AN ORIENTEER and map-maker from Ilkley is celebrating winning a prestigious national award.

British Orienteering has named Tony Thornley as the winner of The Chichester Trophy in mapping.

The award is made for the best map produced by an amateur mapper with scores awarded for specification, cartography and presentation.

Judges Ray Barnes, Brian Bullen and Susan Marsden agreed that Mr Thornley’s map of Arncliffe and Kilnsey North was the best map that was used in 2019.

Mr Thornley - a member of Airienteers, which organises orienteering events in Airedale, Wharfedale, Leeds and Bradford - said: “I am delighted to have been awarded the Chichester Trophy for my map for last year’s British Championships.

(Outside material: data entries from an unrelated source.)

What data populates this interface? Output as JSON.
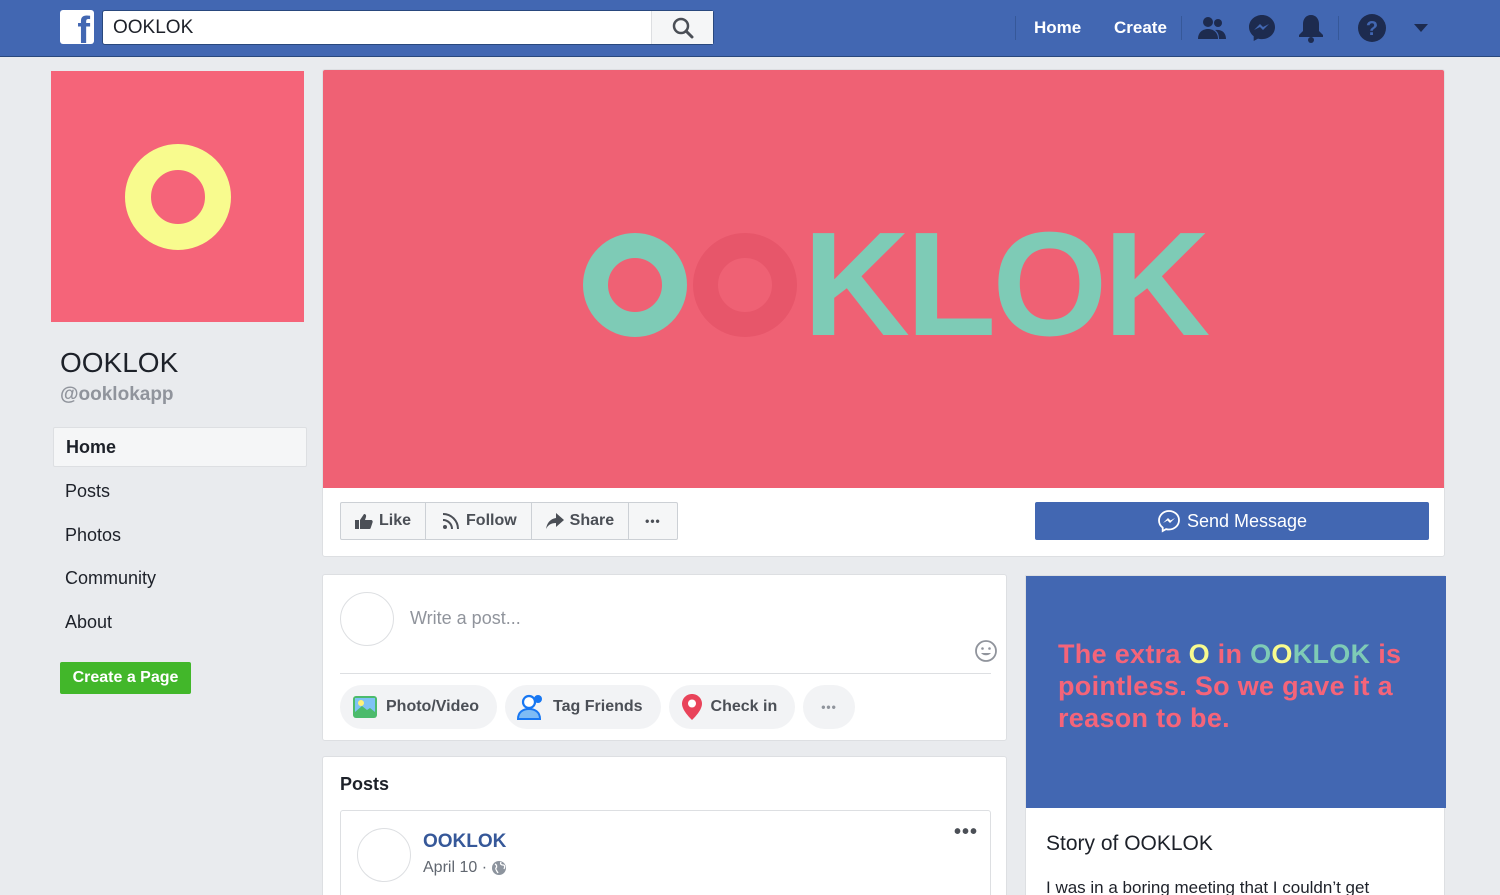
{
  "topbar": {
    "search_value": "OOKLOK",
    "home_label": "Home",
    "create_label": "Create"
  },
  "profile": {
    "name": "OOKLOK",
    "handle": "@ooklokapp"
  },
  "left_nav": {
    "items": [
      {
        "label": "Home",
        "active": true
      },
      {
        "label": "Posts"
      },
      {
        "label": "Photos"
      },
      {
        "label": "Community"
      },
      {
        "label": "About"
      }
    ],
    "create_page_label": "Create a Page"
  },
  "cover": {
    "word_tail": "KLOK"
  },
  "actions": {
    "like": "Like",
    "follow": "Follow",
    "share": "Share",
    "more": "•••",
    "send_message": "Send Message"
  },
  "composer": {
    "placeholder": "Write a post...",
    "photo_video": "Photo/Video",
    "tag_friends": "Tag Friends",
    "check_in": "Check in",
    "more": "•••"
  },
  "posts": {
    "title": "Posts",
    "items": [
      {
        "author": "OOKLOK",
        "date": "April 10 ·",
        "more": "•••"
      }
    ]
  },
  "story": {
    "headline_1": "The extra ",
    "headline_o": "O",
    "headline_2": " in ",
    "headline_oo_1": "O",
    "headline_oo_2": "O",
    "headline_klok": "KLOK",
    "headline_3": " is pointless. So we gave it a reason to be.",
    "title": "Story of OOKLOK",
    "body": "I was in a boring meeting that I couldn’t get"
  },
  "colors": {
    "facebook_blue": "#4267b2",
    "brand_pink": "#f56479",
    "brand_teal": "#7ecbb6",
    "brand_yellow": "#f8fb8e",
    "create_green": "#42b72a"
  }
}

“The trophy is very special - it is the binnacle compass from the ‘round the world’ yacht Gipsy Moth V, mounted on a wooden plinth.

“Sir Francis Chichester presented it to British Orienteering when he was president in 1971, shortly before he died.

“Along with the BOC M21E King of the Forest trophy it is probably the most iconic and special of all of the British Orienteering Federation’s awards.

“As well as making the first single-handed circumnavigation of the world, Sir Francis was a navigator and map maker so the Chichester Trophy represents a cartographic tradition.

“I first won this trophy for a map of a Lake District area on the shore of Lake Coniston in 1979, so have been into moorland maps for many years.

“My orienteering mapping goes back almost 50 years and I have made well over a hundred maps.”

Acting Chair of British Orienteering’s Map Advisory Group, Terry Smith, said: “The stated aim of the Mapping Awards is to encourage and recognise high standards of mapping.

“The judges found it exceedingly difficult to differentiate between many of the maps submitted for several of the trophies.

“All those who submitted maps should be immensely proud of their achievements.

“The judges would like to send their appreciation and congratulations to all entries for the high standard this year.”

Mr Thornley added: “A big thank you to many friends who have helped me develop my mapping skills, to those who made last year’s British Orienteering Championships a success, and to my wife Jo for tolerating endless orienteering projects.

“I hope we can get back to making and using maps soon.”